Requirement — Lines of the material that include the string "select" should be returned.

Materials provided —
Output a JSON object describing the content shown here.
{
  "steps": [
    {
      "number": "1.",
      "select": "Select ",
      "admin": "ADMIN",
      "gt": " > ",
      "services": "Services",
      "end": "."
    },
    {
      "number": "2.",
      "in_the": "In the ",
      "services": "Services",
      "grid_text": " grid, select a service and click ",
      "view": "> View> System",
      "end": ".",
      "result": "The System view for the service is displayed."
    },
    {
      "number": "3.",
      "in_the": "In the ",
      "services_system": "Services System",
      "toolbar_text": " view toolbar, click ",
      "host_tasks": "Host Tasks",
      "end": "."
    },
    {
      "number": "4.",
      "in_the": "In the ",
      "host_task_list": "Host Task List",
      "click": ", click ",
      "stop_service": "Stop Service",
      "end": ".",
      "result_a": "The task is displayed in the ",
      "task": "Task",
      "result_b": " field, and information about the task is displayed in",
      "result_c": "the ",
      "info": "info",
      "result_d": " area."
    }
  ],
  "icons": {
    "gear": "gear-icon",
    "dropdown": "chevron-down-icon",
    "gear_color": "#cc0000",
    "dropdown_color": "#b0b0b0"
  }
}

Exercise response —
      "select": "Select ",
      "grid_text": " grid, select a service and click ",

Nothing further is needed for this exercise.